What is Sharin? Explaining its insurance model

Sharin is a Stockholm-based insurtech focused on providing microinsurance to the sharing economy in Sweden.

It was founded in 2017 by Ola and his friend and colleague Emanuel Badehi Kullander – who serves as chairman of the start-up.

The two worked together at the Ministry for Foreign Affairs during Ola’s eight-year career as an expert on trade and the circular economy for the Swedish government.

As well as working on regulatory issues in foreign trade, Ola spent a short time in the country’s Ministry of Finance.

He says: “I’ve never worked in insurance at all, I was working as a lawyer in the Swedish government. I was an expert on trade and development issues associated with it.

Sharin founders Ola Lowden (left) and Emanuel Badehi Kullander (right) (Credit: Sharin)

“When I was working as an appointed expert on the sharing economy and the circular economy at the Ministry of Finance, we were looking into the consumer aspect in relation to both, and the government was worried about how insurance covers them.

“I was set the task of convincing insurance companies that they had to do something about this – but after three months of trying to do so and realising they didn’t want to, we decided if they didn’t, then we would.”

This month, Sharin – which is named after the deliberately mispronounced expression “sharin’ is carin’” – received $1.1m in seed funding led by early-stage venture capital firms Inventure and Luminar.


Insuring lenders and borrowers

Traditional insurance models are calculated, usually on the basis of an annual premium, using large amounts of data from previous claims to create a price for consumers.

In his governmental role, Ola found the biggest reason insurers didn’t want to adopt a microinsurance model was that the sharing economy wasn’t big enough to necessitate a change in their business.

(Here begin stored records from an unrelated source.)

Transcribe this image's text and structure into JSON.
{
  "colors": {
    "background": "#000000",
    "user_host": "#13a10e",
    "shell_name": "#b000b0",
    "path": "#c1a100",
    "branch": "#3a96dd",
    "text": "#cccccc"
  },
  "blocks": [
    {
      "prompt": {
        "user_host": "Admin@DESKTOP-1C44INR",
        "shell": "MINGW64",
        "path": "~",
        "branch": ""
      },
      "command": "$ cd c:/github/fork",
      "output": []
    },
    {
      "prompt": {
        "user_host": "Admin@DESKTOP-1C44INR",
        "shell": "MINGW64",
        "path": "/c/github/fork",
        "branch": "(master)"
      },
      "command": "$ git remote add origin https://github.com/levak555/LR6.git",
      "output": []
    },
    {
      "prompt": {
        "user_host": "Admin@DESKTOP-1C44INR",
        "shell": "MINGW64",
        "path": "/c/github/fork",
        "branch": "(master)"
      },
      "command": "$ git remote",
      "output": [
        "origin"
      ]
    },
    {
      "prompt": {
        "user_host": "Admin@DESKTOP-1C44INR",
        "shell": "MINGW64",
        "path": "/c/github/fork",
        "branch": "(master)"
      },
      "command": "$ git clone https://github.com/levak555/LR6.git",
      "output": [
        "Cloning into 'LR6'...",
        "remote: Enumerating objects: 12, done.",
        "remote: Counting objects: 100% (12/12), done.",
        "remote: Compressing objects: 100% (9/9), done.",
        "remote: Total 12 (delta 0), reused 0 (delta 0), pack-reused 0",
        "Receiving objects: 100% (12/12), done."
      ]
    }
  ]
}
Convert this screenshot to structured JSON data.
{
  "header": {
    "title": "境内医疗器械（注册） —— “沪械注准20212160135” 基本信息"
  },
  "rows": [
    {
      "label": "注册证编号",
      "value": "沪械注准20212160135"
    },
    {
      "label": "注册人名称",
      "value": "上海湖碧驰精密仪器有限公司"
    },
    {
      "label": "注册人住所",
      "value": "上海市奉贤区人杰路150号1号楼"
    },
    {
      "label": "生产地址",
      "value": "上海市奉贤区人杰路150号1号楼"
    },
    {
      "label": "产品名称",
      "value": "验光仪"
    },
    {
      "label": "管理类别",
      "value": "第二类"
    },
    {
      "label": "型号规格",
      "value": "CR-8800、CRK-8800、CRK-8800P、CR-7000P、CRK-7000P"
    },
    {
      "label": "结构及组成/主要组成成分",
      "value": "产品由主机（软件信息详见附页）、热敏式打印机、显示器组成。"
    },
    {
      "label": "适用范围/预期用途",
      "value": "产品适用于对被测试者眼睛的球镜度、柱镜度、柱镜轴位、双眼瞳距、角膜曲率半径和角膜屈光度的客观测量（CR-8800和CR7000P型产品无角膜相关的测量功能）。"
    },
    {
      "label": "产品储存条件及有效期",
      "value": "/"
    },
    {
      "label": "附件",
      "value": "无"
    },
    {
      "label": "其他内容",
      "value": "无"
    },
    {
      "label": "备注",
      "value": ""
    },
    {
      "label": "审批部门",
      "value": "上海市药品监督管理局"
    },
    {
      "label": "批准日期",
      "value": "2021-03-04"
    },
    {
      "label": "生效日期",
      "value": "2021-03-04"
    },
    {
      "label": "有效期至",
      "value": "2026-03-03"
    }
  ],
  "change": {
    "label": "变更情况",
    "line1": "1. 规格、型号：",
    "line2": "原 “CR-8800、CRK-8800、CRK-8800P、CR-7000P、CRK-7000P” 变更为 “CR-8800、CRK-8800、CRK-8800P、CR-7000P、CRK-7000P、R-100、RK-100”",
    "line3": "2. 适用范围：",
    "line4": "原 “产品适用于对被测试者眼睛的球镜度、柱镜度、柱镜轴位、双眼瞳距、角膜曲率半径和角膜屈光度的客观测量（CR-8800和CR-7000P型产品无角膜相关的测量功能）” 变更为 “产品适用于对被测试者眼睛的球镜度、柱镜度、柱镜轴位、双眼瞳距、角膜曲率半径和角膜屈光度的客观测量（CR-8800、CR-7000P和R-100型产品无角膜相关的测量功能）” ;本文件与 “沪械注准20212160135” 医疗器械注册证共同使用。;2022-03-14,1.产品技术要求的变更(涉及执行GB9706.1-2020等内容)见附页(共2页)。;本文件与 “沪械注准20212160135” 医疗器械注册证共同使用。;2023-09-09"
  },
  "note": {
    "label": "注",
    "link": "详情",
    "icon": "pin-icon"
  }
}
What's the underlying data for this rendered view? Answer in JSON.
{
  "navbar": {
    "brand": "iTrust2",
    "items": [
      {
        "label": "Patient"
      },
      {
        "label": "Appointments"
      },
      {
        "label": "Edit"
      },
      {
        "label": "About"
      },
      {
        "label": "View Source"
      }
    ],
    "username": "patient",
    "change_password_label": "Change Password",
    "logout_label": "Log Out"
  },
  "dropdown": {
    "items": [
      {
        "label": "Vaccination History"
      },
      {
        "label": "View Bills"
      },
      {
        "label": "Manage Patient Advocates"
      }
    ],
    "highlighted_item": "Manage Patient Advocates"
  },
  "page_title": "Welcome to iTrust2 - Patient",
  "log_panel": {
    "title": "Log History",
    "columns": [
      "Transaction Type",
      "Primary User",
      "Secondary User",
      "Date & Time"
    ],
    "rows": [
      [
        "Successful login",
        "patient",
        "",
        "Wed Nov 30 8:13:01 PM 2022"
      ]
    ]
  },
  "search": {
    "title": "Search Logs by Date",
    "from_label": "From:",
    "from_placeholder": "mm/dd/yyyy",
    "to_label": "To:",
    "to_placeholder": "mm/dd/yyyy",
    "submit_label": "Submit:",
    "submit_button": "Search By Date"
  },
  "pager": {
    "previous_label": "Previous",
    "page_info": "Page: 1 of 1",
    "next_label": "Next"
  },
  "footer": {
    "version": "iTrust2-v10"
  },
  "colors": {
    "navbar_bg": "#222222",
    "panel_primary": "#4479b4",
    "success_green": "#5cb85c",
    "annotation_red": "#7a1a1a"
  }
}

“The problem for them is that they have a lot of data, going back 100 years in some cases, and if they had to assess risk on a per-use basis,” he says.

“They don’t have the data on the person borrowing the item, so they can’t calculate the risk, despite the fact the person who could break the item is the one posing it.”

After consulting with almost all of Sweden’s sharing platforms, which Ola already had ties with from his time working in government, he found they were most concerned about customer churn on the supply side of the business and “desperate” to get more people renting their stuff, something both decided insurance would be a big part of.

Sharing platforms connect borrowers with nearby lenders and hosts

In order to solve this issue and come up with a new framework, Sharin enlisted the help of the duo’s friend, Dr Filip Lindskog, a professor of insurance mathematics at Stockholm University.

Ola says: “We took all of the transaction data from the platforms and took it to Filip and he created a new risk-handling model based on scenarios experienced by them.

“We created an algorithm from that model that we can put directly into each platform’s API and it calculates microinsurance policies for each transaction.

“Every time we get a new platform on board with a new risk to insure, we take the data to him and he updates the model.

“We have a huge queue of platforms that want to sign up but currently there’s only five of us, so we don’t have time for everyone.”


How sharing economy could help reduce emissions

According to Sustainable Governance Indicators – a cross-national survey to determine the efforts made by countries within the Organisation for Economic Co-operation and Development (OECD) to solve environmental issues – Sweden is the top country in the world in the effectiveness of its environment policy.

But Sharin hopes to push its reputation even further by expanding the role the sharing economy has on day-to-day life in Sweden, believing it will protect the environment from further damage.

He says: “The main ambition is to drive down CO2 emissions because having ownership of things isn’t a very efficient way to use them.

“If you produce a car and it’s only used 50% of the time, and a lot of people are doing the same thing, the production emissions are really high – even with electric cars.

“If we can use the sharing economy to increase the usage of each car, or any other item, we can reduce the production of each of them and in turn reduce the CO2 emissions released in making them.”